Do you have social media? Do you see all of the perfectly posed pictures of children, houses, and families? Did you know that most of the time those pictures aren’t true to life? Does that surprise you? Well, I’m about to get real with you. I mean really, when am I not real with you? Most of those pictures are a fabrication of what is really going on. Parenting is hard folks. It’s not all sunshine and flowers, and perfectly posed pictures.
Let’s talk about mental health this week. This subject is considered taboo and it’s something that we need to normalize. I’m willing to bet that almost every parent has experienced some sort of mental illness at some point. This could be mild, like occasional depression or anxiety, or more severe, like bipolar disorder. I’ve been blessed with the triple whammy. Depression, anxiety, and bipolar disorder. This affects my parenting in both a negative and positive way.
I feel like since I have experience with mental illness, I was able to handle my daughter’s depression and anxiety diagnosis a little better than some. I knew what she was going through, so I could help her with coping strategies, and when that didn’t help we went with counseling and medication. But I’m also hindered in my ability to always be present. As much as I work hard and try to keep my mental illness at bay, it always seems to creep up at the most inconvenient times. Although, when is it really convenient to be depressed or anxious? When that happens, I am not able to be the best version of myself. I am a shell of the person I normally am, and it’s a struggle to be present and available for my children.
Parenting when you are not living with mental illness is really tough. Parenting with a mental illness can sometimes feel impossible. You are worried all the time, am I doing a good job? Will I pass my mental illness onto my children? How likely are they to learn my behaviors and start displaying them as their own? Although mental illness is not contagious, it has been known to have a genetic link. But just because it has that link doesn’t automatically mean your children will also go down that road.
I often wonder how my mental illness impacts them. When I am going through a bipolar episode I sometimes become angry for no reason at all and lash out at the first person I see. How does that affect my children? Will they become used to yelling in the home all the time? Will they start yelling and lashing out whenever they are stressed or anxious? The answer is yes, there are times when my children mirror what I do, and they might get angry or depressed. Even though it’s not as severe as I am, I still notice some of the things they do, and it makes me sad that I have taught them that this is how to deal with emotions and feelings.
As a mother, daughter, sister, wife, employee, person, I need to remember that self-care is important.

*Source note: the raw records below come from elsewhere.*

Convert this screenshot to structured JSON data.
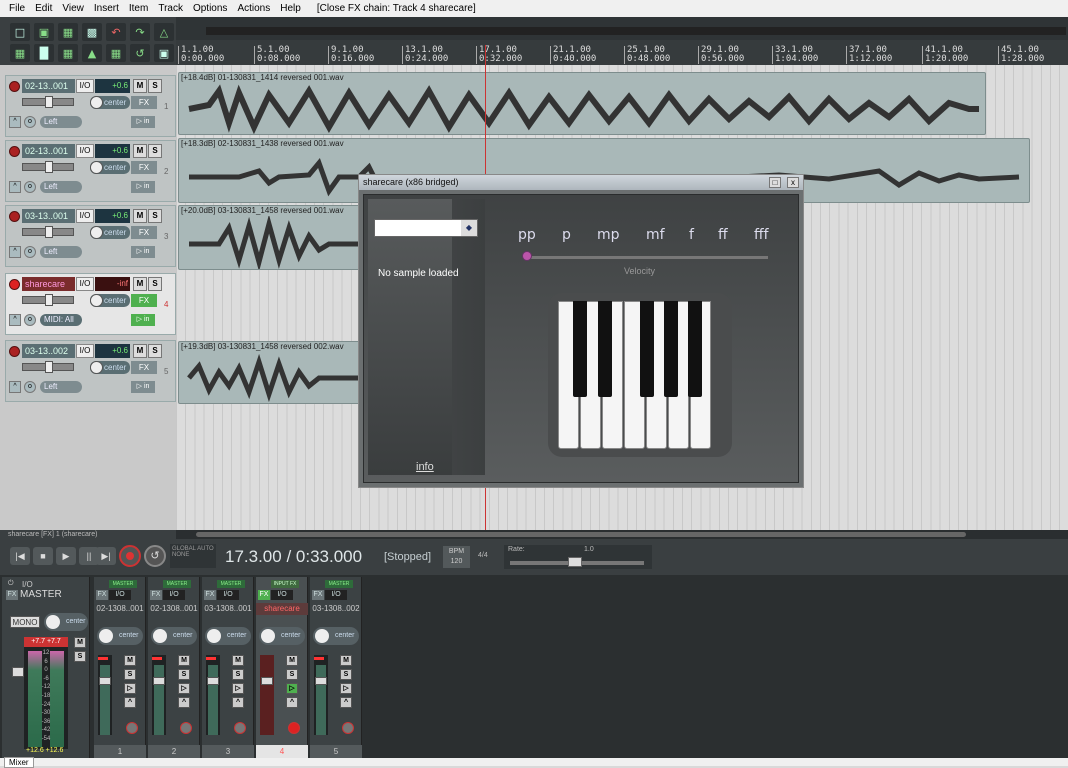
{
  "menu": [
    "File",
    "Edit",
    "View",
    "Insert",
    "Item",
    "Track",
    "Options",
    "Actions",
    "Help"
  ],
  "menu_context": "[Close FX chain: Track 4 sharecare]",
  "ruler": [
    {
      "bar": "1.1.00",
      "time": "0:00.000"
    },
    {
      "bar": "5.1.00",
      "time": "0:08.000"
    },
    {
      "bar": "9.1.00",
      "time": "0:16.000"
    },
    {
      "bar": "13.1.00",
      "time": "0:24.000"
    },
    {
      "bar": "17.1.00",
      "time": "0:32.000"
    },
    {
      "bar": "21.1.00",
      "time": "0:40.000"
    },
    {
      "bar": "25.1.00",
      "time": "0:48.000"
    },
    {
      "bar": "29.1.00",
      "time": "0:56.000"
    },
    {
      "bar": "33.1.00",
      "time": "1:04.000"
    },
    {
      "bar": "37.1.00",
      "time": "1:12.000"
    },
    {
      "bar": "41.1.00",
      "time": "1:20.000"
    },
    {
      "bar": "45.1.00",
      "time": "1:28.000"
    }
  ],
  "tracks": [
    {
      "name": "02-13..001",
      "io": "I/O",
      "volume": "+0.6",
      "pan": "center",
      "fx": "FX",
      "input": "Left",
      "num": "1"
    },
    {
      "name": "02-13..001",
      "io": "I/O",
      "volume": "+0.6",
      "pan": "center",
      "fx": "FX",
      "input": "Left",
      "num": "2"
    },
    {
      "name": "03-13..001",
      "io": "I/O",
      "volume": "+0.6",
      "pan": "center",
      "fx": "FX",
      "input": "Left",
      "num": "3"
    },
    {
      "name": "sharecare",
      "io": "I/O",
      "volume": "-inf",
      "pan": "center",
      "fx": "FX",
      "input": "MIDI: All",
      "num": "4"
    },
    {
      "name": "03-13..002",
      "io": "I/O",
      "volume": "+0.6",
      "pan": "center",
      "fx": "FX",
      "input": "Left",
      "num": "5"
    }
  ],
  "items": [
    "[+18.4dB] 01-130831_1414 reversed 001.wav",
    "[+18.3dB] 02-130831_1438 reversed 001.wav",
    "[+20.0dB] 03-130831_1458 reversed 001.wav",
    "[+19.3dB] 03-130831_1458 reversed 002.wav"
  ],
  "status_line": "sharecare [FX] 1 (sharecare)",
  "transport": {
    "global_auto": "GLOBAL AUTO",
    "global_auto_mode": "NONE",
    "time": "17.3.00 / 0:33.000",
    "state": "[Stopped]",
    "bpm_label": "BPM",
    "bpm": "120",
    "sig": "4/4",
    "rate_label": "Rate:",
    "rate": "1.0"
  },
  "mixer": {
    "master": {
      "name": "MASTER",
      "io": "I/O",
      "mono": "MONO",
      "pan": "center",
      "peak_l": "+12.6",
      "peak_r": "+12.6",
      "fx": "FX",
      "ticks": [
        "12",
        "6",
        "0",
        "-6",
        "-12",
        "-18",
        "-24",
        "-30",
        "-36",
        "-42",
        "-54"
      ],
      "db_readout_l": "+7.7",
      "db_readout_r": "+7.7"
    },
    "strips": [
      {
        "name": "02-1308..001",
        "num": "1",
        "route": "MASTER",
        "io": "I/O",
        "pan": "center",
        "fx": "FX"
      },
      {
        "name": "02-1308..001",
        "num": "2",
        "route": "MASTER",
        "io": "I/O",
        "pan": "center",
        "fx": "FX"
      },
      {
        "name": "03-1308..001",
        "num": "3",
        "route": "MASTER",
        "io": "I/O",
        "pan": "center",
        "fx": "FX"
      },
      {
        "name": "sharecare",
        "num": "4",
        "route": "INPUT FX",
        "io": "I/O",
        "pan": "center",
        "fx": "FX"
      },
      {
        "name": "03-1308..002",
        "num": "5",
        "route": "MASTER",
        "io": "I/O",
        "pan": "center",
        "fx": "FX"
      }
    ],
    "tab": "Mixer"
  },
  "plugin": {
    "title": "sharecare (x86 bridged)",
    "no_sample": "No sample loaded",
    "info": "info",
    "velocities": [
      "pp",
      "p",
      "mp",
      "mf",
      "f",
      "ff",
      "fff"
    ],
    "velocity_label": "Velocity"
  },
  "buttons": {
    "mute": "M",
    "solo": "S",
    "close": "x",
    "pin": "□"
  }
}
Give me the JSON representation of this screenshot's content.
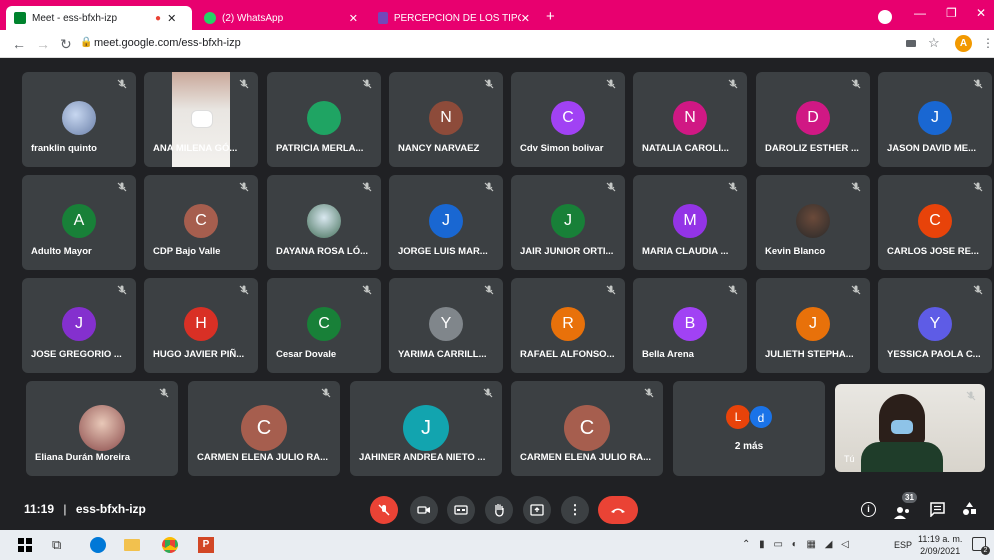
{
  "tabs": [
    {
      "label": "Meet - ess-bfxh-izp"
    },
    {
      "label": "(2) WhatsApp"
    },
    {
      "label": "PERCEPCIÓN DE LOS TIPOS DE"
    }
  ],
  "address_bar": {
    "url": "meet.google.com/ess-bfxh-izp",
    "profile_initial": "A"
  },
  "participants": [
    {
      "name": "franklin quinto"
    },
    {
      "name": "ANA MILENA GÓ..."
    },
    {
      "name": "PATRICIA MERLA..."
    },
    {
      "name": "NANCY NARVAEZ",
      "initial": "N"
    },
    {
      "name": "Cdv Simon bolivar",
      "initial": "C"
    },
    {
      "name": "NATALIA CAROLI...",
      "initial": "N"
    },
    {
      "name": "DAROLIZ ESTHER ...",
      "initial": "D"
    },
    {
      "name": "JASON DAVID ME...",
      "initial": "J"
    },
    {
      "name": "Adulto Mayor",
      "initial": "A"
    },
    {
      "name": "CDP Bajo Valle",
      "initial": "C"
    },
    {
      "name": "DAYANA ROSA LÓ..."
    },
    {
      "name": "JORGE LUIS MAR...",
      "initial": "J"
    },
    {
      "name": "JAIR JUNIOR ORTI...",
      "initial": "J"
    },
    {
      "name": "MARIA CLAUDIA ...",
      "initial": "M"
    },
    {
      "name": "Kevin Blanco"
    },
    {
      "name": "CARLOS JOSE RE...",
      "initial": "C"
    },
    {
      "name": "JOSE GREGORIO ...",
      "initial": "J"
    },
    {
      "name": "HUGO JAVIER PIÑ...",
      "initial": "H"
    },
    {
      "name": "Cesar Dovale",
      "initial": "C"
    },
    {
      "name": "YARIMA CARRILL...",
      "initial": "Y"
    },
    {
      "name": "RAFAEL ALFONSO...",
      "initial": "R"
    },
    {
      "name": "Bella Arena",
      "initial": "B"
    },
    {
      "name": "JULIETH STEPHA...",
      "initial": "J"
    },
    {
      "name": "YESSICA PAOLA C...",
      "initial": "Y"
    },
    {
      "name": "Eliana Durán Moreira"
    },
    {
      "name": "CARMEN ELENA JULIO RA...",
      "initial": "C"
    },
    {
      "name": "JAHINER ANDREA NIETO ...",
      "initial": "J"
    },
    {
      "name": "CARMEN ELENA JULIO RA...",
      "initial": "C"
    }
  ],
  "more": {
    "initials": [
      "L",
      "d"
    ],
    "label": "2 más"
  },
  "self": {
    "label": "Tú"
  },
  "meeting": {
    "time": "11:19",
    "code": "ess-bfxh-izp",
    "participant_count": "31"
  },
  "taskbar": {
    "lang": "ESP",
    "time": "11:19 a. m.",
    "date": "2/09/2021",
    "notif_count": "2"
  },
  "colors": {
    "tabbar": "#e8006f",
    "leave": "#ea4335",
    "tile": "#3c4043"
  }
}
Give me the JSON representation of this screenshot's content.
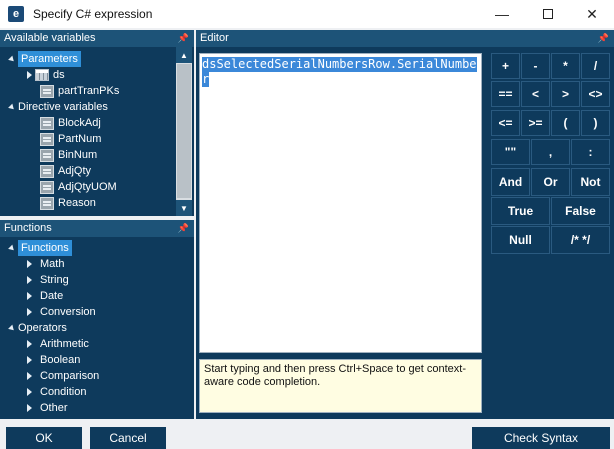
{
  "window": {
    "title": "Specify C# expression",
    "icon_letter": "e",
    "minimize": "—",
    "close": "✕"
  },
  "variables_panel": {
    "title": "Available variables",
    "parameters_label": "Parameters",
    "ds_label": "ds",
    "part_tran_label": "partTranPKs",
    "directive_label": "Directive variables",
    "items": [
      "BlockAdj",
      "PartNum",
      "BinNum",
      "AdjQty",
      "AdjQtyUOM",
      "Reason"
    ]
  },
  "functions_panel": {
    "title": "Functions",
    "functions_label": "Functions",
    "function_items": [
      "Math",
      "String",
      "Date",
      "Conversion"
    ],
    "operators_label": "Operators",
    "operator_items": [
      "Arithmetic",
      "Boolean",
      "Comparison",
      "Condition",
      "Other"
    ]
  },
  "editor": {
    "title": "Editor",
    "code_line_1": "dsSelectedSerialNumbersRow.SerialNumbe",
    "code_line_2": "r",
    "hint": "Start typing and then press Ctrl+Space to get context-aware code completion."
  },
  "operators": {
    "plus": "+",
    "minus": "-",
    "multiply": "*",
    "divide": "/",
    "equal": "==",
    "less": "<",
    "greater": ">",
    "not_equal": "<>",
    "less_equal": "<=",
    "greater_equal": ">=",
    "open_paren": "(",
    "close_paren": ")",
    "quotes": "\"\"",
    "comma": ",",
    "colon": ":",
    "and": "And",
    "or": "Or",
    "not": "Not",
    "true": "True",
    "false": "False",
    "null": "Null",
    "comment": "/* */"
  },
  "buttons": {
    "ok": "OK",
    "cancel": "Cancel",
    "check_syntax": "Check Syntax"
  },
  "colors": {
    "panel": "#0e3a5c",
    "header": "#1d5378",
    "selection": "#2f8fd8",
    "hint_bg": "#fffde2"
  }
}
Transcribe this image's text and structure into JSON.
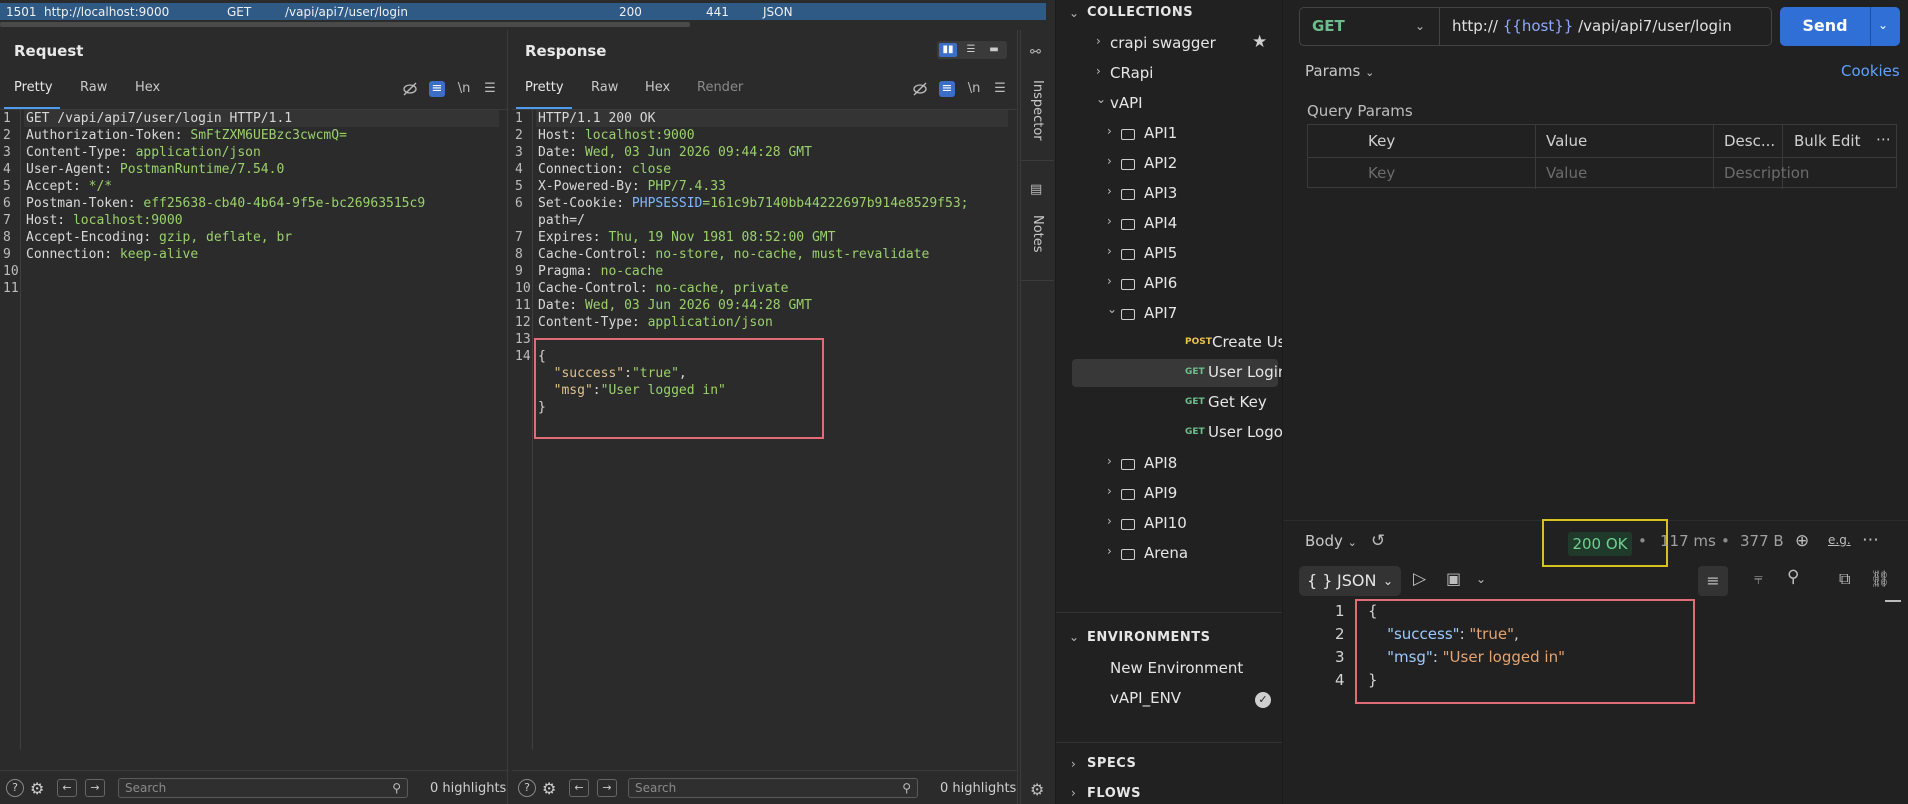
{
  "history_row": {
    "id": "1501",
    "host": "http://localhost:9000",
    "method": "GET",
    "path": "/vapi/api7/user/login",
    "status": "200",
    "length": "441",
    "mime": "JSON"
  },
  "request": {
    "title": "Request",
    "tabs": [
      "Pretty",
      "Raw",
      "Hex"
    ],
    "wrap_label": "\\n",
    "lines": [
      {
        "n": "1",
        "k": "GET /vapi/api7/user/login HTTP/1.1",
        "v": ""
      },
      {
        "n": "2",
        "k": "Authorization-Token:",
        "v": " SmFtZXM6UEBzc3cwcmQ="
      },
      {
        "n": "3",
        "k": "Content-Type:",
        "v": " application/json"
      },
      {
        "n": "4",
        "k": "User-Agent:",
        "v": " PostmanRuntime/7.54.0"
      },
      {
        "n": "5",
        "k": "Accept:",
        "v": " */*"
      },
      {
        "n": "6",
        "k": "Postman-Token:",
        "v": " eff25638-cb40-4b64-9f5e-bc26963515c9"
      },
      {
        "n": "7",
        "k": "Host:",
        "v": " localhost:9000"
      },
      {
        "n": "8",
        "k": "Accept-Encoding:",
        "v": " gzip, deflate, br"
      },
      {
        "n": "9",
        "k": "Connection:",
        "v": " keep-alive"
      },
      {
        "n": "10",
        "k": "",
        "v": ""
      },
      {
        "n": "11",
        "k": "",
        "v": ""
      }
    ],
    "search_placeholder": "Search",
    "highlights": "0 highlights"
  },
  "response": {
    "title": "Response",
    "tabs": [
      "Pretty",
      "Raw",
      "Hex",
      "Render"
    ],
    "wrap_label": "\\n",
    "lines": [
      {
        "n": "1",
        "k": "HTTP/1.1 200 OK",
        "v": ""
      },
      {
        "n": "2",
        "k": "Host:",
        "v": " localhost:9000"
      },
      {
        "n": "3",
        "k": "Date:",
        "v": " Wed, 03 Jun 2026 09:44:28 GMT"
      },
      {
        "n": "4",
        "k": "Connection:",
        "v": " close"
      },
      {
        "n": "5",
        "k": "X-Powered-By:",
        "v": " PHP/7.4.33"
      },
      {
        "n": "6",
        "k": "Set-Cookie:",
        "v": " PHPSESSID=161c9b7140bb44222697b914e8529f53;"
      },
      {
        "n": "",
        "k": "path=/",
        "v": ""
      },
      {
        "n": "7",
        "k": "Expires:",
        "v": " Thu, 19 Nov 1981 08:52:00 GMT"
      },
      {
        "n": "8",
        "k": "Cache-Control:",
        "v": " no-store, no-cache, must-revalidate"
      },
      {
        "n": "9",
        "k": "Pragma:",
        "v": " no-cache"
      },
      {
        "n": "10",
        "k": "Cache-Control:",
        "v": " no-cache, private"
      },
      {
        "n": "11",
        "k": "Date:",
        "v": " Wed, 03 Jun 2026 09:44:28 GMT"
      },
      {
        "n": "12",
        "k": "Content-Type:",
        "v": " application/json"
      },
      {
        "n": "13",
        "k": "",
        "v": ""
      },
      {
        "n": "14",
        "k": "{",
        "v": ""
      }
    ],
    "cookie_name": "PHPSESSID",
    "cookie_value": "=161c9b7140bb44222697b914e8529f53;",
    "cookie_key": "Set-Cookie:",
    "body_line1_key": "\"success\"",
    "body_line1_val": "\"true\"",
    "body_line2_key": "\"msg\"",
    "body_line2_val": "\"User logged in\"",
    "body_close": "}",
    "search_placeholder": "Search",
    "highlights": "0 highlights"
  },
  "side_strip": {
    "inspector": "Inspector",
    "notes": "Notes"
  },
  "postman_sidebar": {
    "collections_header": "COLLECTIONS",
    "collections": [
      {
        "label": "crapi swagger",
        "starred": true
      },
      {
        "label": "CRapi"
      },
      {
        "label": "vAPI"
      }
    ],
    "folders": [
      "API1",
      "API2",
      "API3",
      "API4",
      "API5",
      "API6",
      "API7"
    ],
    "api7_requests": [
      {
        "method": "POST",
        "label": "Create User"
      },
      {
        "method": "GET",
        "label": "User Login",
        "selected": true
      },
      {
        "method": "GET",
        "label": "Get Key"
      },
      {
        "method": "GET",
        "label": "User Logout"
      }
    ],
    "more_folders": [
      "API8",
      "API9",
      "API10",
      "Arena"
    ],
    "environments_header": "ENVIRONMENTS",
    "environments": [
      {
        "label": "New Environment"
      },
      {
        "label": "vAPI_ENV",
        "active": true
      }
    ],
    "specs_header": "SPECS",
    "flows_header": "FLOWS"
  },
  "postman_main": {
    "method": "GET",
    "url_prefix": "http://",
    "url_var": "{{host}}",
    "url_path": " /vapi/api7/user/login",
    "send_label": "Send",
    "params_tab": "Params",
    "cookies_link": "Cookies",
    "query_params_title": "Query Params",
    "qp_headers": [
      "Key",
      "Value",
      "Desc...",
      "Bulk Edit"
    ],
    "qp_placeholders": [
      "Key",
      "Value",
      "Description"
    ],
    "body_label": "Body",
    "status": "200 OK",
    "time": "117 ms",
    "size": "377 B",
    "format_label": "JSON",
    "format_prefix": "{ }",
    "e_g_label": "e.g.",
    "response_lines": [
      {
        "n": "1",
        "text": "{"
      },
      {
        "n": "2",
        "key": "\"success\"",
        "val": "\"true\""
      },
      {
        "n": "3",
        "key": "\"msg\"",
        "val": "\"User logged in\""
      },
      {
        "n": "4",
        "text": "}"
      }
    ]
  },
  "colors": {
    "accent_blue": "#2f6fd6",
    "status_green": "#6fd08f",
    "highlight_red": "#e06c75",
    "highlight_yellow": "#d6c21f"
  }
}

If we aren’t practicing good self-care then we risk the chance of becoming burnt out, and when that happens you can cease to function with day to day activities. Self-care doesn’t always mean taking a vacation away from your kids to recharge. Something as simple as taking a shower with no children banging on the door can be self-care. Going shopping alone or with your best friend. Putting the kids to bed 30 minutes early so you can watch a television show. Or just having a quiet cup of coffee and reading a book before the kids wake up in the morning.
I recently attended a Wellness Day with one of my employers, and the main focus was on rest, rejuvenation, and resilience. They asked us to invest in ourselves and by doing so we will become better humans who can take our power back. That phrase “take your power back” can apply to mental health as well. We need to take the steps needed to take our power back and kick mental health in the face. It takes work. It’s not going to be easy. But what is easy about life? Parenting sure isn’t easy. We need to work better at educating the people around us of our struggles.
Awareness is key but acceptance makes change. If people aren’t aware that you are struggling then they won’t be able to help you. Mental illness is here guys. It’s not going anywhere. We need to talk about it, maybe we should shout it from the rooftops. I’ll start.
Hello! My name is Steph and I struggle daily with depression, anxiety, and bipolar disorder. I am not broken and neither are you. If we all come together as a collective group and stop feeling ashamed of our mental illness then the world will start to accept it, and maybe it will become less taboo.
Steph Hightree is a hot mess mom who is fueled by stress and too much caffeine. She is a Three Rivers native who talks about the good, the bad, and well, everything else about parenthood.
Any views or opinions expressed in “#MomLife” are those of the author and do not necessarily reflect the views or opinions of the Watershed Voice staff or its board of directors.